We are two weeks away from the fourth national election in just two years, but make no mistake – it is probably the most critical one that Israelis have faced in recent times.
The pandemic has resulted in economic and educational shutdowns in Israel, has devastated the tourism sector and Israelis are generally incensed by what they perceive as the government’s mishandling of the COVID crisis.
Most Israelis want change. And those who will battle election fatigue to get to the polls – which will be harder to navigate this year under tight COVID restrictions – want their vote to count.
So why would anyone cast a vote for one of the dozens of smaller parties that have little hope of even getting enough votes to pass into the Knesset?
The Bible Bloc Party (HaGush HaTanakhi in Hebrew) admits it probably won’t get 140,000 votes needed to get into the Knesset – it never even topped 600 in a given election.
But David Friedman, the party secretary, maintains that people need to vote according to their conscience.

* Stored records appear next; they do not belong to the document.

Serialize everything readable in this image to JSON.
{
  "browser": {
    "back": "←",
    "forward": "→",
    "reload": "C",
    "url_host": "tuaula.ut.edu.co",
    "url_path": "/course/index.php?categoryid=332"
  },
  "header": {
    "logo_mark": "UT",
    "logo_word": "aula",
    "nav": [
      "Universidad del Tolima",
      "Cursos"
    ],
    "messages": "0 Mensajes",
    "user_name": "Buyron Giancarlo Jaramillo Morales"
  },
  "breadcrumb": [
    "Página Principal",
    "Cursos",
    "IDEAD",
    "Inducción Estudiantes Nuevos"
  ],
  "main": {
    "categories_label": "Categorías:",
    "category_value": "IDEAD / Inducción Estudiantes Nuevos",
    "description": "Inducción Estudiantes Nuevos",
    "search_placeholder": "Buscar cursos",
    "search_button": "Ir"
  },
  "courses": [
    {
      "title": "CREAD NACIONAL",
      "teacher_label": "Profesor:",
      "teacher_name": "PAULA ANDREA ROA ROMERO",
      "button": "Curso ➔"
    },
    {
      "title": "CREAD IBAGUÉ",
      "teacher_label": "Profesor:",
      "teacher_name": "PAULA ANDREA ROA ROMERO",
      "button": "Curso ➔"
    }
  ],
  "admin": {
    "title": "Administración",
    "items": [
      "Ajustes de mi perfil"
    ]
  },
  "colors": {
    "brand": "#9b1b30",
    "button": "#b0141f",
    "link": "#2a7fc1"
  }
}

“We need to vote according to our standards, not by the polls,” he told ALL ISRAEL NEWS. “We are the only strong pro-life party. We have 50,000 abortions take place in Israel every year. We are the only party addressing this.”
Bible Bloc founder, Avi Lipkin, a Conservative Jew who was born in the U.S. and moved to Israel 52 years ago, has spent the last 30 years speaking at both churches and synagogues about Israel. He believes that this bond between Jews and Christians is essential for Israel’s existence and that both Christians and Messianic Jews should have representation in the Knesset.
He spent over a decade collecting signatures to start this party.
“The Christians love us and we need to love them back,” Lipkin said.
“This political party will be the party of the Jews and Christians together,” he explained, but added that, “we must give the Christians representation in the Knesset. They have no representation.”
The Bible Bloc’s candidates share a primary belief in biblical principles and in the God of Abraham, Isaac and specific views on the land of Israel, Islamic terrorism and medical reform.
is adamantly pro-life
wants to improve the national healthcare system
believes in the integrity of the land of Israel as a Jewish state and opposes further territorial withdrawal
opposes the ethnic cleansing of Jews and Christians from Israel
fights Islamist terrorism
encourages foreign investment in Israel to expand the economy
encourages Jewish immigration to Israel
This year, in light of COVID-19, the party added a statement favoring freedom of choice when it comes to healthcare. Many Israelis fear that Israel is on the verge of making vaccination mandatory as a way to fight the coronavirus.
Friedman said that while he respects Prime Minister Benjamin Netanyahu’s career, “there is a lack of confidence in his policies and there is a time for every politician to step down.”
“Do we need change? Yes. Our healthcare system needs change, our education needs change, the Ministry of Interior needs to change, aliyah (immigration to Israel) needs to change,” Friedman said.
Friedman said that if elected he would be willing to sit and negotiate alliances with other parties to work effectively for change. But while Friedman is willing to build relationships with the other Knesset members, chances are the ultra-Orthodox parties, ultra-liberal and Arab parties would not negotiate to include a group of Christians and Messianic Jews.
“Do we want to caucus with Likud? In the past, yes, but I don’t know what we would do now,” Friedman said of Netanyahu’s front-running party. “Our current government has tied itself to expansion of the Pfizer company here and across the Middle East.”
He said the deal with Pfizer for the COVID vaccine, which was revealed in a redacted contract, plus a gag order of 30 years on coronavirus cabinet decisions to control travel, entry into business places and the general discrimination of the green passport raise concerns.
“What does this sound like to you? Fascism,” he said. “We are headed in that direction.”
“Our party is not angry and pounding our fists and trying to bring down the government,” Friedman said. “We aren’t demonstrating against the government. But we believe new ideas need to be infused in our nation and our government in order to best represent the needs of our people.”
The Bible Bloc has reached out to at least one other party to join forces and expand its base, including a party representing Aramean Christians. While it didn’t work out for this election, Lipkin is hopeful that such alliances can be formed before future elections.
Taking a long-term view, Friedman said the goal of this round is to cross the 15,000-vote mark and gain government funding for the following election. The party is operating now with no advertising budget and all of the candidates work full-time jobs.
“Our challenge is to get the word out better than we’re doing now and that is going to take a budget,” he said.
Seven candidates are on the party’s slate including three religious Jews, three Messianic Jews and a Christian. Other candidates on the list include Michael (Mickey) Bar Neder, Klaas Bakker, Maxim Rivkin, Rachel Lipkin and Benjamin (Beni) Friedman.
Nicole Jansezian was the news editor and senior correspondent for ALL ISRAEL NEWS.